On the festival day, the head of each family used to do ‘ilo mmuo’ first. This is a thanksgiving ritual to their ancestors in respect of the year’s harvest; lumps of pounded yam touched in soup with sumptuous pieces of fish were dropped for the deities to feed first before others could now begin the feast. Young men and women, dressed in their best clothes, walked around in the community according to age groups while visiting each of their families in turn to have meals of pounded yam with nsala or egusi soup with different kinds of fish; okro soup was hardly used for Otite, it was also almost a sacrilege not to use palm oil for your soup on that day. It was also during Otite that potential brides went to their future husbands’ houses, accompanied by their would-be brothers-in-law. The grown and elderly gathered round and feasted with dry gin and occasionally, palm wine while their wives brought food for them; they sang (iti abu) and did some rhythmical movements while hitting their legs on the ground in a strong and fanciful manner referred to as ‘izo oka’. Other activities followed until dusk. After Otite, it was then the season of plenty and people then ate mostly pounded yam and went less to the farm until ‘udummili’, the rainy season passes away.
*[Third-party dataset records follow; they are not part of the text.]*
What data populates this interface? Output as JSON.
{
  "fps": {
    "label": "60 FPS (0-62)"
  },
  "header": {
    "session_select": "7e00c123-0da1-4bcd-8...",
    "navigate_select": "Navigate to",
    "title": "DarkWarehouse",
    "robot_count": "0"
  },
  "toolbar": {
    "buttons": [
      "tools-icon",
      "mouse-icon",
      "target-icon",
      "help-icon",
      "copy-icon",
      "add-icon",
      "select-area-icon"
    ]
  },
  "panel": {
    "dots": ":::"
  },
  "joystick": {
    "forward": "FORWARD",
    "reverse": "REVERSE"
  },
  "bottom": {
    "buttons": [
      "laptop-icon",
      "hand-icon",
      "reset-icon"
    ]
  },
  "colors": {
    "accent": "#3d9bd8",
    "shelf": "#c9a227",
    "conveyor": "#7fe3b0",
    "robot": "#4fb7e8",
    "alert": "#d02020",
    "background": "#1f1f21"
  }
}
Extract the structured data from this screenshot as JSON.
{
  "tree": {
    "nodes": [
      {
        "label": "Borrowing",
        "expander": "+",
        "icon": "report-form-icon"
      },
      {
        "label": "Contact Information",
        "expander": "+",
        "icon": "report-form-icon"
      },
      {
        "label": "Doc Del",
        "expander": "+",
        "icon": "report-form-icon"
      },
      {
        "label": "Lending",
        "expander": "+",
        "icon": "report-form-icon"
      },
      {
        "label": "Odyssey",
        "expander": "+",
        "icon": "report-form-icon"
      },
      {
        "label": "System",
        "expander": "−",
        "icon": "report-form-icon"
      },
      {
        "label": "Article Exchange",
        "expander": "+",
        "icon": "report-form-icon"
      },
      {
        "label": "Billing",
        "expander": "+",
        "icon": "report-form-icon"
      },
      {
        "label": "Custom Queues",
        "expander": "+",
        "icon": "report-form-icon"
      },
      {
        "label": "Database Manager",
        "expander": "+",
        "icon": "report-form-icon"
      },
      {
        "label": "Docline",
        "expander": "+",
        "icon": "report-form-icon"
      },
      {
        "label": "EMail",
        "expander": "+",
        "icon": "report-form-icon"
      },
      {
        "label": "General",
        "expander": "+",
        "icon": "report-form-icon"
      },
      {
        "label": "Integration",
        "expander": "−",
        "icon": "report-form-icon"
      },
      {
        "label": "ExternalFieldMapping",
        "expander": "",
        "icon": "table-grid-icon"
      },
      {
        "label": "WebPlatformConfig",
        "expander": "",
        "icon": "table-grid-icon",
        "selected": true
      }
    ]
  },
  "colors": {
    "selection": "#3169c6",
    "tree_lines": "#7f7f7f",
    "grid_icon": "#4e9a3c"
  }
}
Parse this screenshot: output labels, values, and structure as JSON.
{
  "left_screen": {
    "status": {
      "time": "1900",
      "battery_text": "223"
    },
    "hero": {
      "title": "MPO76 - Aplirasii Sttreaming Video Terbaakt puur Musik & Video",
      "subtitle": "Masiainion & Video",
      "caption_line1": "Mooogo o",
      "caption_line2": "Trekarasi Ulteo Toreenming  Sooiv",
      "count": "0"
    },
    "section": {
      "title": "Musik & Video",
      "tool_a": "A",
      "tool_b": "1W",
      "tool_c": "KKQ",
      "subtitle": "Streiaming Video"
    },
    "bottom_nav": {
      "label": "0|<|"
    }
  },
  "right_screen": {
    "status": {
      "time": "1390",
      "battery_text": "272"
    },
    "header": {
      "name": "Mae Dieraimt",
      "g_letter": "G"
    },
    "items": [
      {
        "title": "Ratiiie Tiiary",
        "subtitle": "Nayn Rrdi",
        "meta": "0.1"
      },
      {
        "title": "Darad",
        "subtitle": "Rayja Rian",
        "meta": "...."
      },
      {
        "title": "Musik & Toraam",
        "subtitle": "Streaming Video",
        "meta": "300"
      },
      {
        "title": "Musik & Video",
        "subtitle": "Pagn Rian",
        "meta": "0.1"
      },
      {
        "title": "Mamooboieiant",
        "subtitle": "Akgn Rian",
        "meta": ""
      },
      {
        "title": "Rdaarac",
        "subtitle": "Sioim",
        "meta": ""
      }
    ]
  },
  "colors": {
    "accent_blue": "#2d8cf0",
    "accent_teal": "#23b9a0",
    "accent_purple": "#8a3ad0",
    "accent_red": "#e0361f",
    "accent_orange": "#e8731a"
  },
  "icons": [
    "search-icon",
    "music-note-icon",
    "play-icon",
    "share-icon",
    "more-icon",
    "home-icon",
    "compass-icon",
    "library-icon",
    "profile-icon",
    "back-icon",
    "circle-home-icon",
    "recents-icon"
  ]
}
Like most other cultures and traditions, there has been a tremendous decline in the involvement of people in the festival; this is mainly due to globalization/civilization coupled with the religious orientation that now sees most of the rituals as heathen and not of God. There are, therefore, a few amendments to it. Succinctly put, there are two major amendments to the festival which has unconsciously but steadily become the norm; the first being the date of the festival. It still falls into August and an eke market day but now has to be on a Sunday referred to as ‘uka eke’. Therefore, the ‘uka eke’ of August of every year is ‘Otite Anam’. However, in the case whereby two ‘uka ekes’ occur in August, the first one becomes the date; this rarely occurs, though.

Secondly, the ‘nkwaje ive otite’ is now hardly respected as it is only a few that presently send stuffs to their parents during the festival period and when done, the gifts do not come in the original manner as they monetize them. Also, during the festival, people now consume more of lager beer drinks than local gin and palm wine; some families even cook rice and stew with chicken, turkey and goat meat replacing fish. Of due significance, also, is the fact that people now hardly observe the ritual of ‘ilo mmuo’ as they are now predominantly Christians. Rural-Urban migration is also a factor affecting Otite Anam’ in particular and Anam cultures in general as there are presently many Anam sons and daughters born and bred outside Anam.

Considering the fact that there’s a steady decline in our cultural orientation, which is about to get worse as exploration activities have already begun in the area, there is an increasing need for a total cultural rejuvenation so as to retain the identity of the people and harness the tourism potentials of Anam. This has to start with the community leaders creating more awareness about the festival. The traditional rulers should, as a matter of urgency, make it a public event when they are doing their ‘ilo mmuo’. They should be able to use that medium to address the public on the natural endowments of the community and what the state would gain from the untapped tourism potentials. For example, the government can key into the fishing festival referred to in Anam as ‘mgbabo oku’.Also, the various presidents and the entire EXCOs of the Anam People’s Assembly (APA) at home and in the diaspora should always mark ‘Otite Anam’ festival in grand style wherever they are and if possible, send down representatives annually to mark it at home.

With these and a few other strategies, the public/government attention will be drawn to the neglected area that houses most of the farm produce in Anambra State and as discovered recently, part of the hydrocarbon base of the state.

I wish everybody ‘Happy Otite Anam!’

Chinedu Agulu